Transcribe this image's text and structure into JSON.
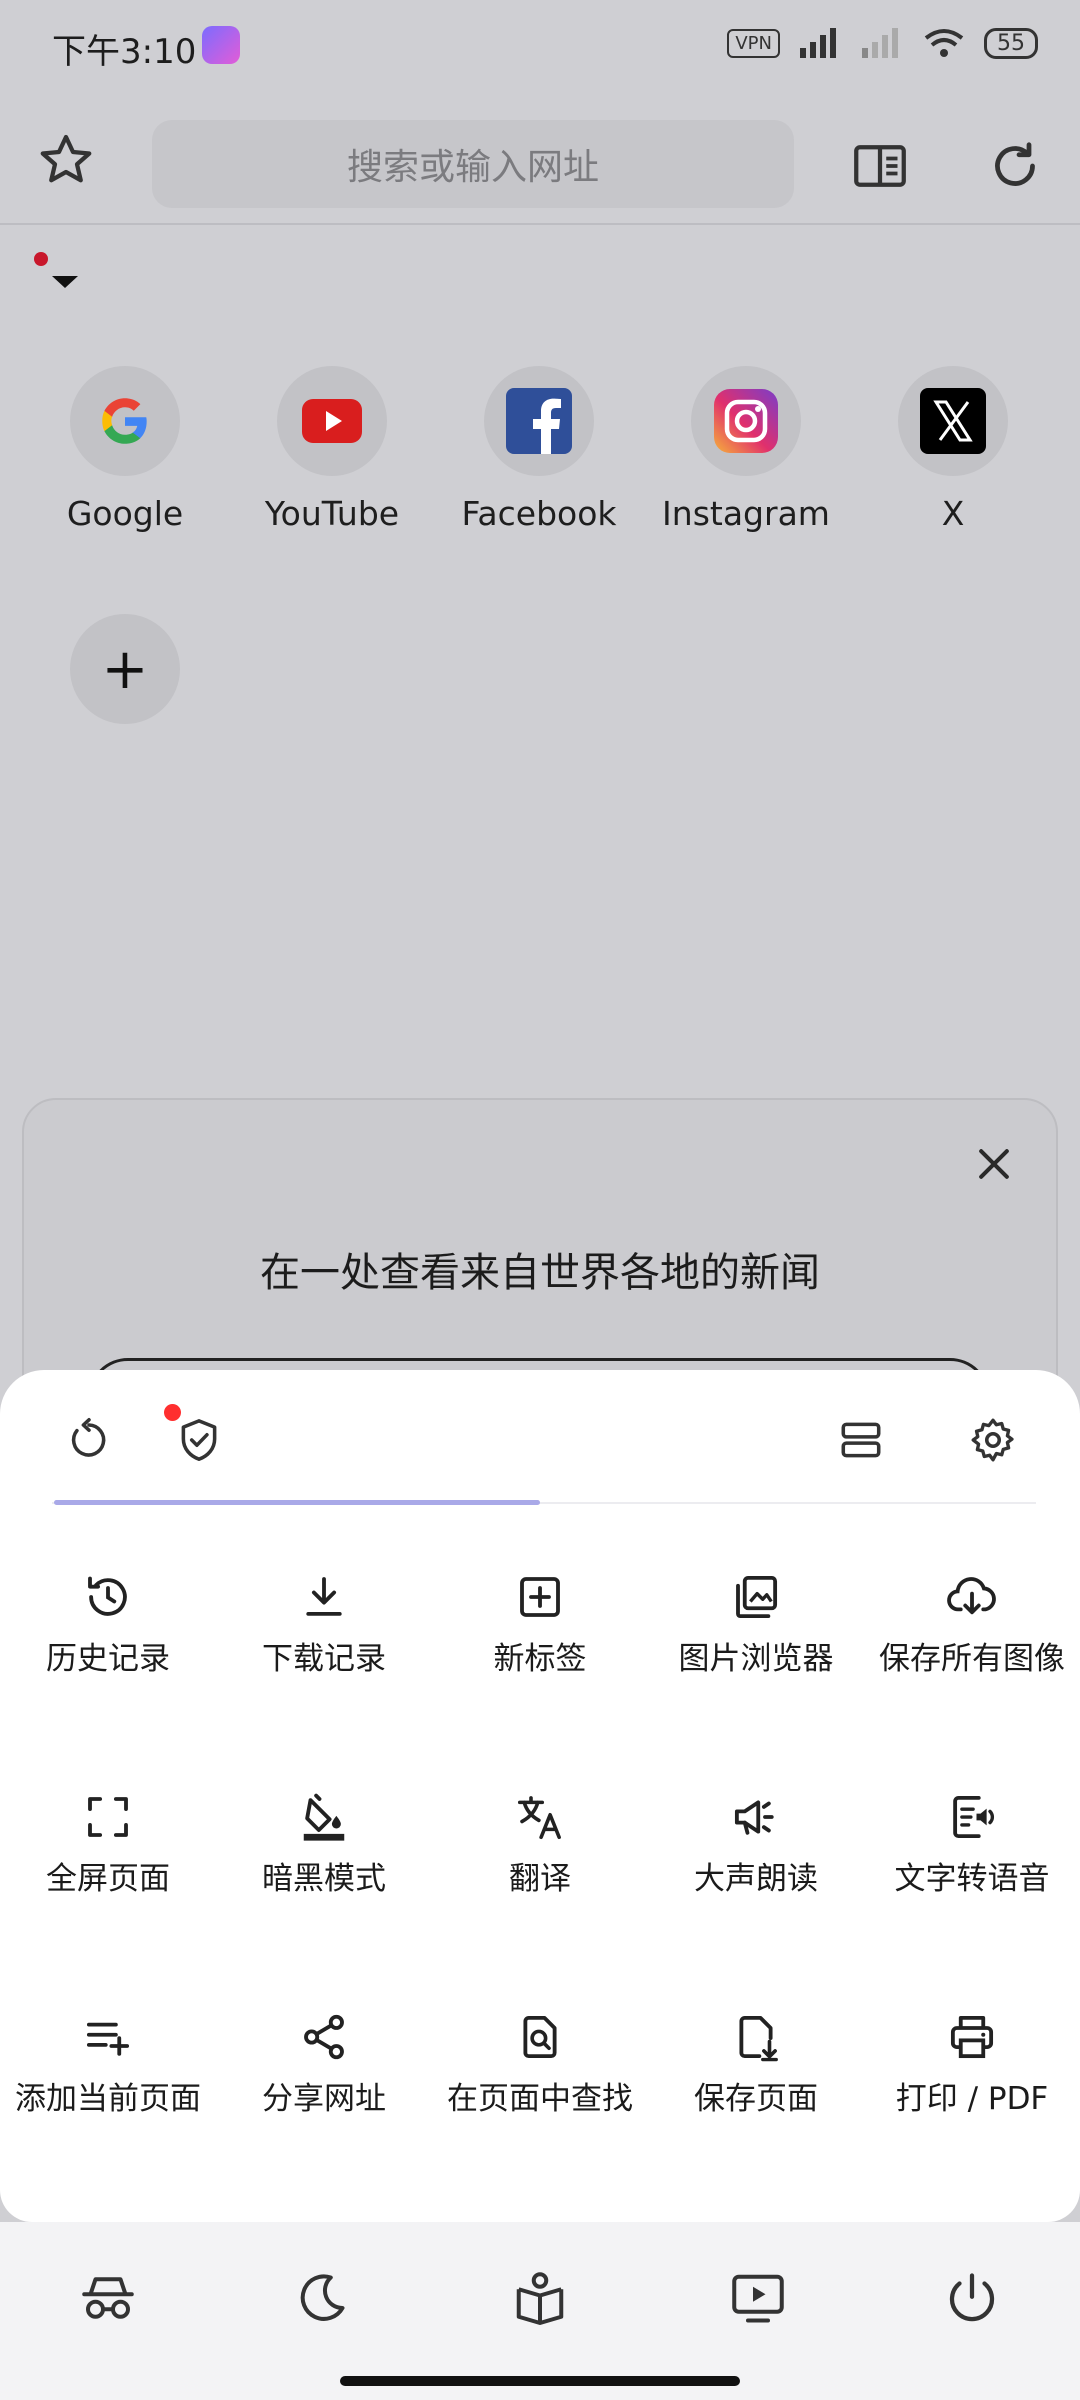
{
  "status_bar": {
    "time": "下午3:10",
    "vpn": "VPN",
    "battery": "55"
  },
  "toolbar": {
    "search_placeholder": "搜索或输入网址"
  },
  "shortcuts": [
    {
      "label": "Google"
    },
    {
      "label": "YouTube"
    },
    {
      "label": "Facebook"
    },
    {
      "label": "Instagram"
    },
    {
      "label": "X"
    }
  ],
  "add_shortcut": {
    "label": "+"
  },
  "news_card": {
    "title": "在一处查看来自世界各地的新闻"
  },
  "menu": {
    "items": [
      {
        "label": "历史记录",
        "icon": "history-icon"
      },
      {
        "label": "下载记录",
        "icon": "download-icon"
      },
      {
        "label": "新标签",
        "icon": "new-tab-icon"
      },
      {
        "label": "图片浏览器",
        "icon": "image-viewer-icon"
      },
      {
        "label": "保存所有图像",
        "icon": "cloud-download-icon"
      },
      {
        "label": "全屏页面",
        "icon": "fullscreen-icon"
      },
      {
        "label": "暗黑模式",
        "icon": "paint-bucket-icon"
      },
      {
        "label": "翻译",
        "icon": "translate-icon"
      },
      {
        "label": "大声朗读",
        "icon": "megaphone-icon"
      },
      {
        "label": "文字转语音",
        "icon": "text-to-speech-icon"
      },
      {
        "label": "添加当前页面",
        "icon": "playlist-add-icon"
      },
      {
        "label": "分享网址",
        "icon": "share-icon"
      },
      {
        "label": "在页面中查找",
        "icon": "find-in-page-icon"
      },
      {
        "label": "保存页面",
        "icon": "save-page-icon"
      },
      {
        "label": "打印 / PDF",
        "icon": "print-icon"
      }
    ]
  },
  "colors": {
    "accent_indicator": "#a9a9e8",
    "badge_red": "#ff2f2f",
    "sheet_bg": "#ffffff",
    "scrim_bg": "#cfcfd3"
  }
}
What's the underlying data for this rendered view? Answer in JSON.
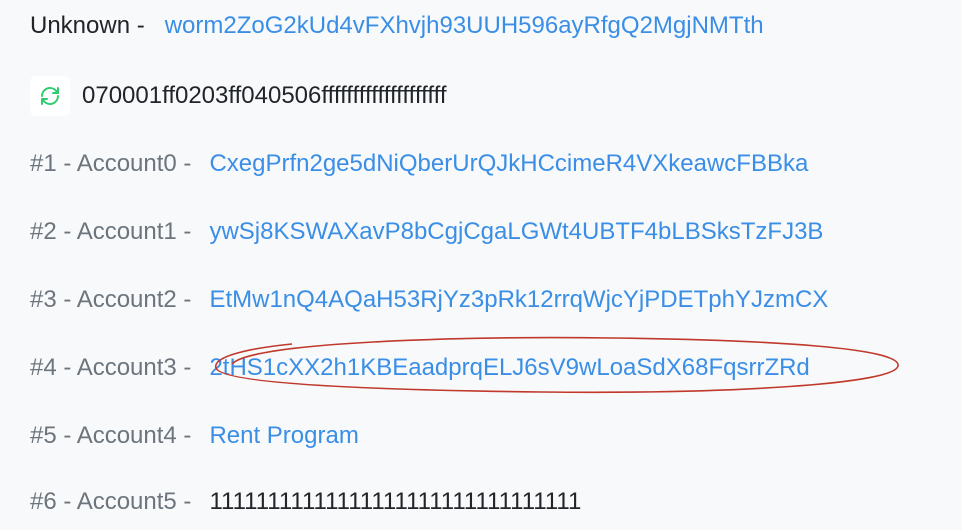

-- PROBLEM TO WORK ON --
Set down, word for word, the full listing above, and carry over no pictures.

-- ANSWER --
Transcribe this image's text and structure into JSON.
{
  "status_bar": {
    "time": "下午3:10",
    "vpn": "VPN",
    "battery": "55"
  },
  "toolbar": {
    "search_placeholder": "搜索或输入网址"
  },
  "shortcuts": [
    {
      "label": "Google"
    },
    {
      "label": "YouTube"
    },
    {
      "label": "Facebook"
    },
    {
      "label": "Instagram"
    },
    {
      "label": "X"
    }
  ],
  "add_shortcut": {
    "label": "+"
  },
  "news_card": {
    "title": "在一处查看来自世界各地的新闻"
  },
  "menu": {
    "items": [
      {
        "label": "历史记录",
        "icon": "history-icon"
      },
      {
        "label": "下载记录",
        "icon": "download-icon"
      },
      {
        "label": "新标签",
        "icon": "new-tab-icon"
      },
      {
        "label": "图片浏览器",
        "icon": "image-viewer-icon"
      },
      {
        "label": "保存所有图像",
        "icon": "cloud-download-icon"
      },
      {
        "label": "全屏页面",
        "icon": "fullscreen-icon"
      },
      {
        "label": "暗黑模式",
        "icon": "paint-bucket-icon"
      },
      {
        "label": "翻译",
        "icon": "translate-icon"
      },
      {
        "label": "大声朗读",
        "icon": "megaphone-icon"
      },
      {
        "label": "文字转语音",
        "icon": "text-to-speech-icon"
      },
      {
        "label": "添加当前页面",
        "icon": "playlist-add-icon"
      },
      {
        "label": "分享网址",
        "icon": "share-icon"
      },
      {
        "label": "在页面中查找",
        "icon": "find-in-page-icon"
      },
      {
        "label": "保存页面",
        "icon": "save-page-icon"
      },
      {
        "label": "打印 / PDF",
        "icon": "print-icon"
      }
    ]
  },
  "colors": {
    "accent_indicator": "#a9a9e8",
    "badge_red": "#ff2f2f",
    "sheet_bg": "#ffffff",
    "scrim_bg": "#cfcfd3"
  }
}
What's the underlying data for this rendered view? Answer in JSON.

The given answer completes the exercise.